Wellington mayor Andy Foster has called an urgent meeting over a string of water failures in the city, after previously downplaying the issue.
Following the failure of two major pipelines within a month of one another, Foster described the situation as "appallingly bad luck".
But last week an old water main burst on Severn St in Island Bay, leaving residents without water for two nights in a row.
Then, over the weekend, another water main burst on Quebec St in Kingston, leaving 120 homes without water.
Wellington Water's Gary Cullen told RNZ this week the recent spate of broken pipes was "unfortunate timing".
But putting significant failures such as these down to "luck" has been cold comfort for business owners who have experienced slowing foot traffic, or for residents who have been forced to go without water in their homes.
There has been a public outcry.
It's not so long ago people were told issues on Wellington's bus network were just "teething problems" and would be ironed out soon enough.
Fast forward almost two years and the whole sorry saga is only just coming to an end.
Systemic issues like the bus driver shortage blindsided Greater Wellington Regional Council, so it begs the question, is there a bigger problem going on with the water pipes?
There's speculation the bigger problem could be delayed effects from the 2016 Kaikoura earthquake, but what's more certain is underinvestment in basic infrastructure.
This afternoon Foster announced a last-minute high level meeting tomorrow between Wellington City Council and Wellington Water.
"With around 3000km of water pipes and a complex network of equipment and plants sitting behind it, there will always be the occasional issue. But there have been so many in recent months that we need to understand whether there are any systemic issues coming to light now," he said in a statement.
He also assured Wellingtonians the council was taking the issue "very seriously".
There were limited resources to deal with so many serious issues, so lower-level work would be deferred by Wellington Water, he said.
Wellington Water was already struggling to meet performance targets before pipes started failing in the network.
The median response time for attendance to urgent callouts was 23 hours, falling well short of the one-hour target, according to WCC's Quarter One report for the 2019/20 financial year.

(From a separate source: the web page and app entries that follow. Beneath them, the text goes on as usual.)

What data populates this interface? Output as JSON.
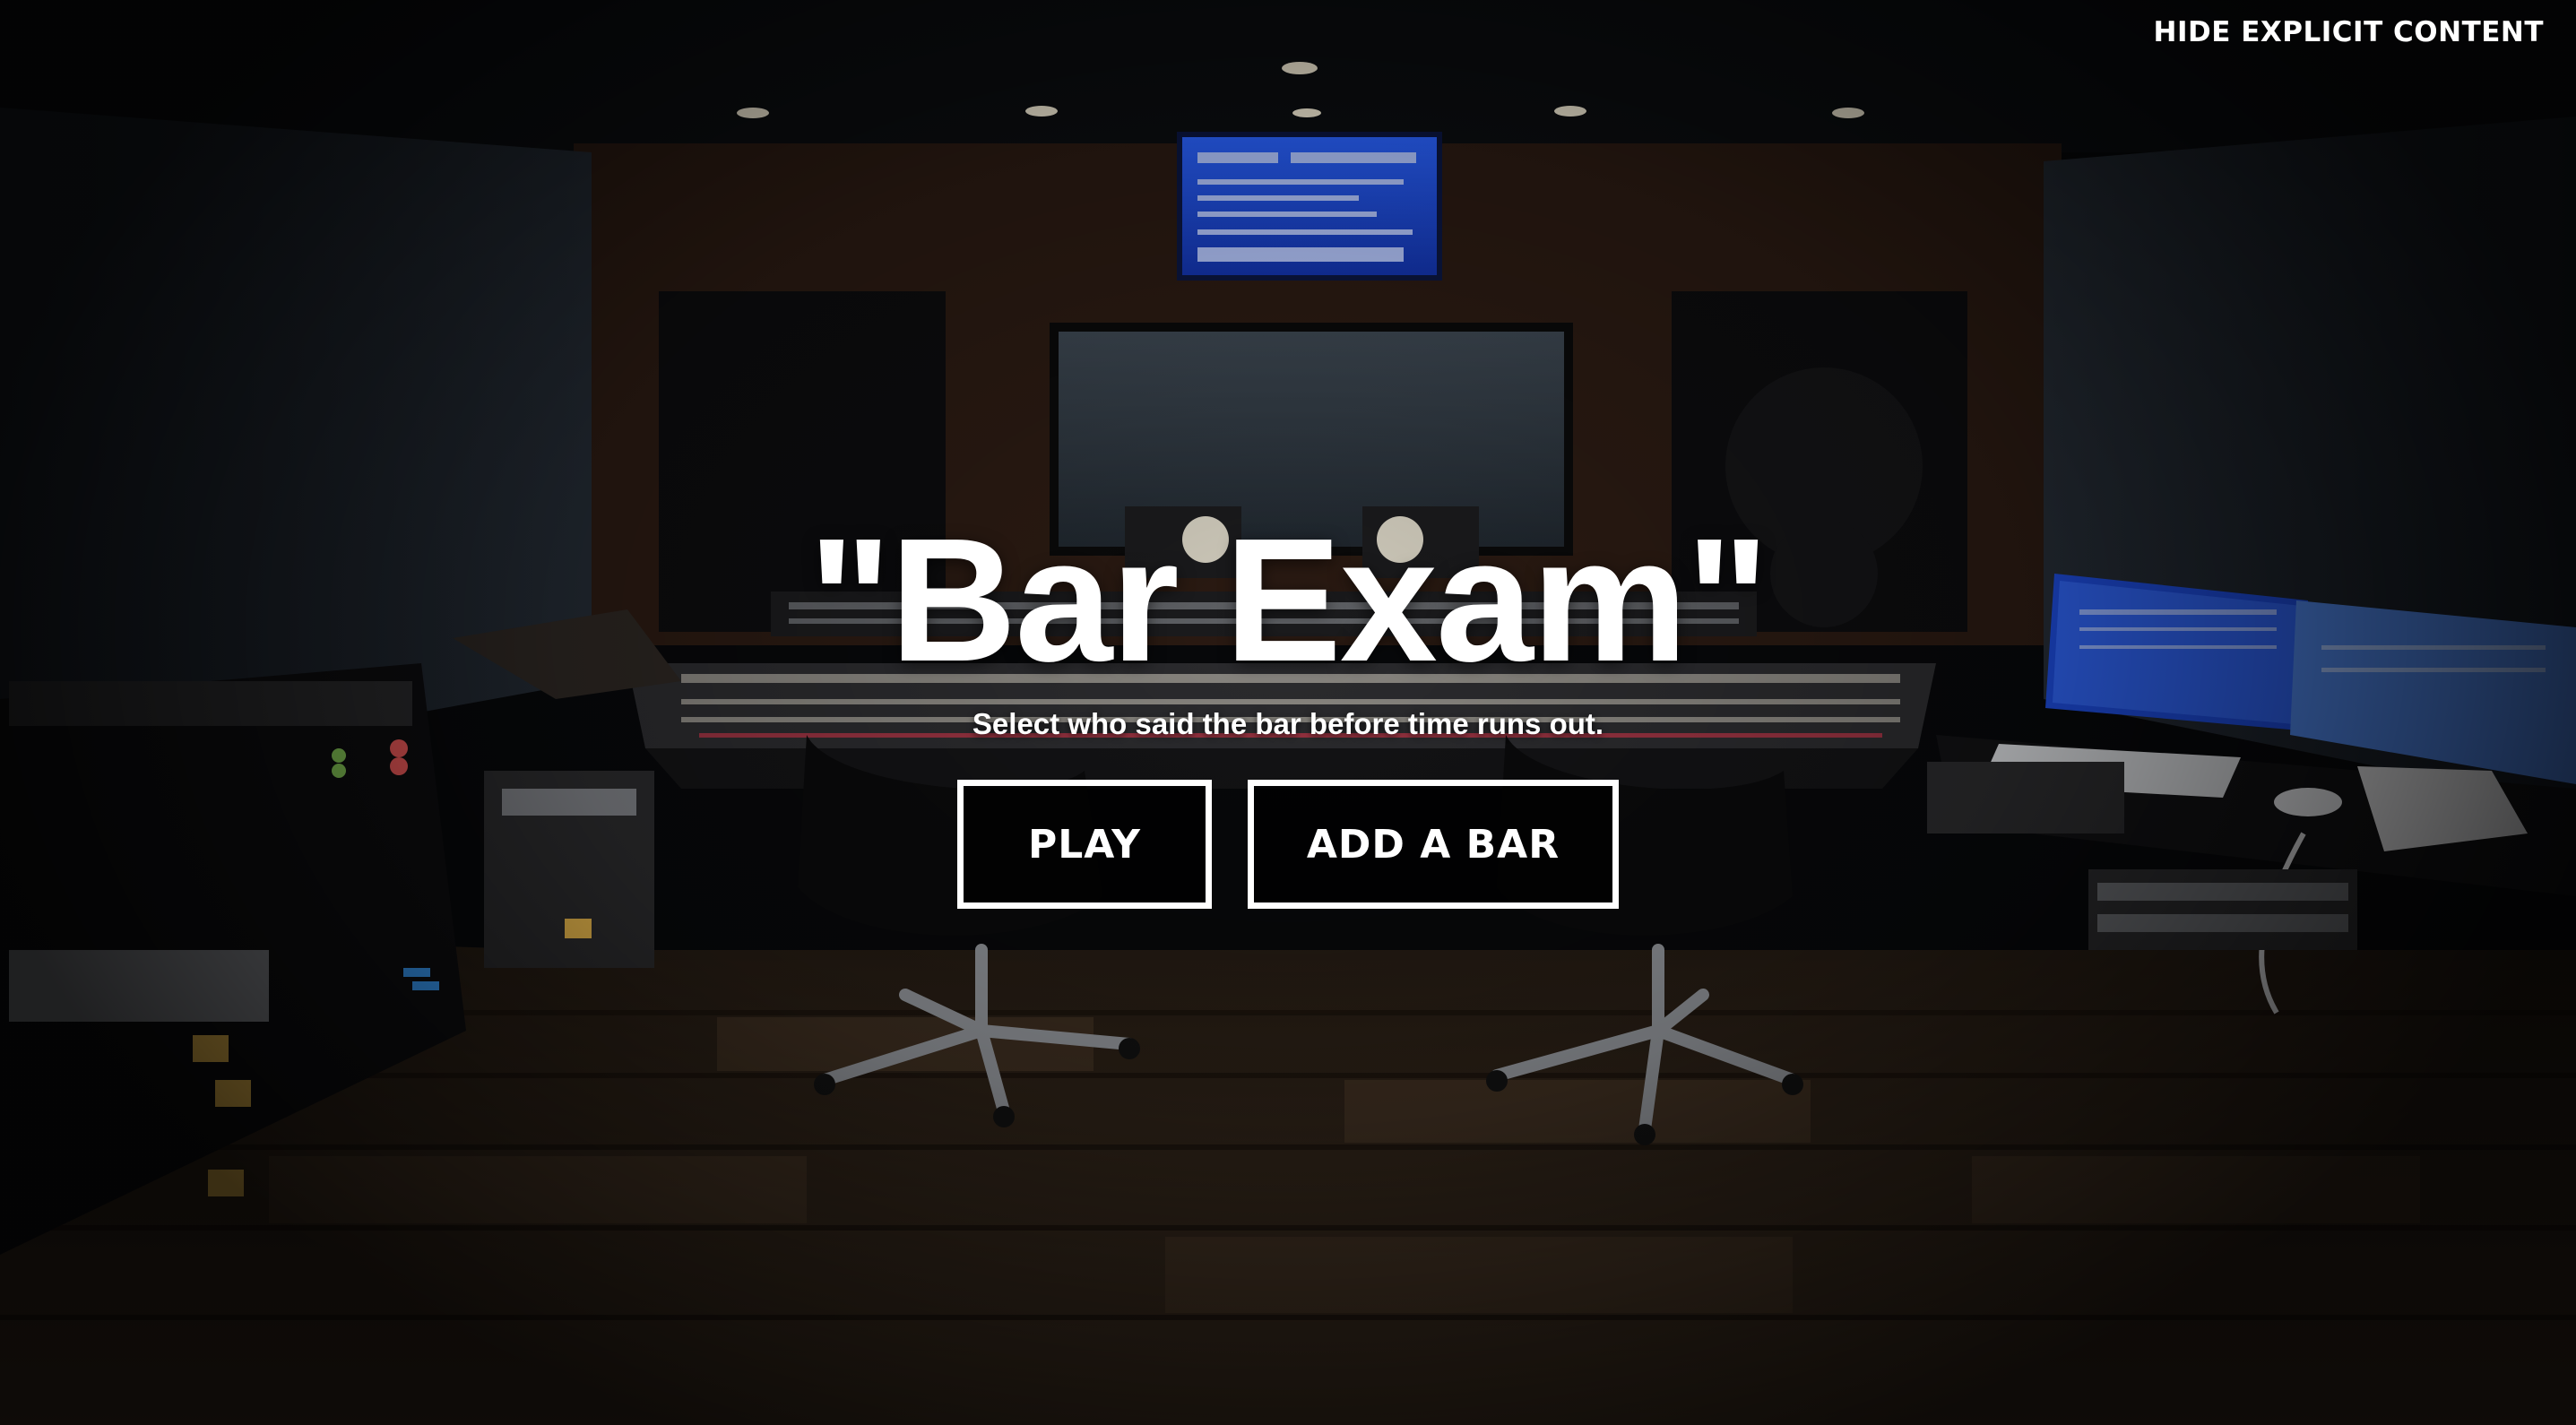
{
  "header": {
    "hide_explicit_label": "HIDE EXPLICIT CONTENT"
  },
  "hero": {
    "title": "\"Bar Exam\"",
    "subtitle": "Select who said the bar before time runs out."
  },
  "buttons": {
    "play_label": "PLAY",
    "add_bar_label": "ADD A BAR"
  },
  "background": {
    "description_icon": "recording-studio-background-image"
  },
  "colors": {
    "text": "#ffffff",
    "overlay": "#000000",
    "monitor_glow": "#1f4fd8"
  }
}
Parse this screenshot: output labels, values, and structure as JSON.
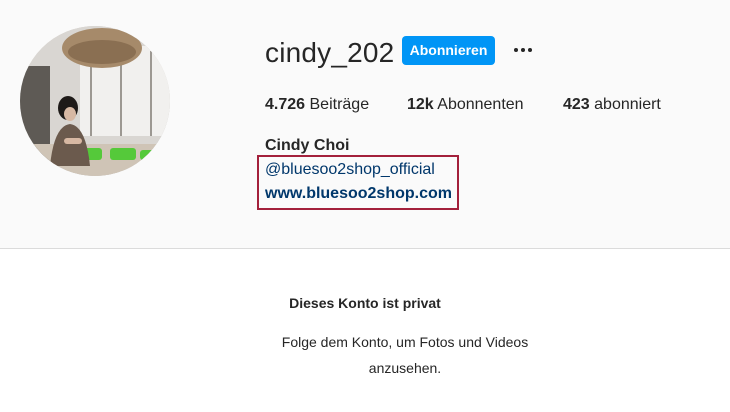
{
  "profile": {
    "username": "cindy_202",
    "follow_label": "Abonnieren",
    "more_icon": "more-horizontal-icon",
    "stats": {
      "posts_count": "4.726",
      "posts_label": "Beiträge",
      "followers_count": "12k",
      "followers_label": "Abonnenten",
      "following_count": "423",
      "following_label": "abonniert"
    },
    "full_name": "Cindy Choi",
    "bio_mention": "@bluesoo2shop_official",
    "website": "www.bluesoo2shop.com"
  },
  "private_notice": {
    "title": "Dieses Konto ist privat",
    "description": "Folge dem Konto, um Fotos und Videos anzusehen."
  },
  "colors": {
    "follow_button": "#0095f6",
    "link": "#00376b",
    "highlight_box": "#a3203b",
    "header_bg": "#fafafa"
  }
}
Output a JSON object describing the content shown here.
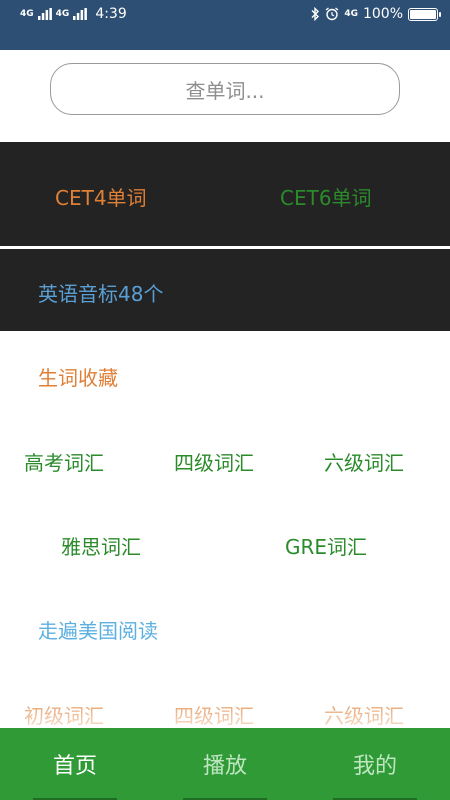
{
  "status_bar": {
    "signal_1": "4G",
    "signal_2": "4G",
    "time": "4:39",
    "network": "4G",
    "battery_text": "100%",
    "battery_level": 1.0,
    "icons": [
      "bluetooth-icon",
      "alarm-icon",
      "signal-bars-icon",
      "battery-icon"
    ]
  },
  "search": {
    "placeholder": "查单词..."
  },
  "cet": {
    "cet4": "CET4单词",
    "cet6": "CET6单词"
  },
  "phonetics": {
    "label": "英语音标48个"
  },
  "sections": {
    "favorites": "生词收藏",
    "row1": [
      "高考词汇",
      "四级词汇",
      "六级词汇"
    ],
    "row2": [
      "雅思词汇",
      "GRE词汇"
    ],
    "reading": "走遍美国阅读",
    "row3": [
      "初级词汇",
      "四级词汇",
      "六级词汇"
    ]
  },
  "tabs": [
    {
      "label": "首页",
      "active": true
    },
    {
      "label": "播放",
      "active": false
    },
    {
      "label": "我的",
      "active": false
    }
  ],
  "colors": {
    "status_bar": "#2d4f73",
    "dark_panel": "#232323",
    "orange": "#e07f36",
    "green": "#2b8b2b",
    "blue": "#5a9fd4",
    "tab_bar": "#2f9a36"
  }
}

Foster has been notably absent from what some have described as a crisis, leaving his city councillors to fill the void.
Councillor Diane Calvert has publicly labelled the situation a "civil emergency" and Councillor Fleur Fitzsimons has called it an "infrastructure crisis".
A third of Wellington's wastewater pipes are either in poor or very poor condition, making them in the worst state of the largest centres across the country.
The city's pipes also have the oldest average age, 51, compared with Auckland, Christchurch, Hamilton, Tauranga and Dunedin's, but well-installed pipes should last for at least 100 years.
Wellington also presents unique challenges like the geography of the city.
None of these problems can be considered in isolation, but they all come back to one thing and that's money.
Water infrastructure is very much out of sight, out of mind and often misses out on council spend ups as a result.
Everybody knows wastewater pipes aren't sexy.
The prospect of water pipes needing significantly more investment is a frightening prospect for a council budget already under pressure.
The city council has to come up with its share of the $6.4b Let's Get Wellington Moving project, it has to find money for the closed central library, and figure out what to do with the rest of civic square.
But none of these things matter as much as being able to flush the toilet or drink water from the kitchen tap.
As the owner of the city's water assets, it's up to WCC to cough up with the money for Wellington Water to make any improvements to its operations.
Today the Auditor-General's report, Reflecting on our work about water management, was presented to the House of Representatives.
It noted the management of the country's water resources was of deep significance and concern to New Zealanders.
"People expect the water from their taps to be clean and safe, wastewater and stormwater to not pollute the environment, and our rivers, lakes, and oceans to be healthy ecosystems that are safe to swim in and to gather kaimoana from. Failure to meet these expectations can cause lasting damage to the public's trust and confidence in public organisations."
Foster's meeting tomorrow signals a move into damage control.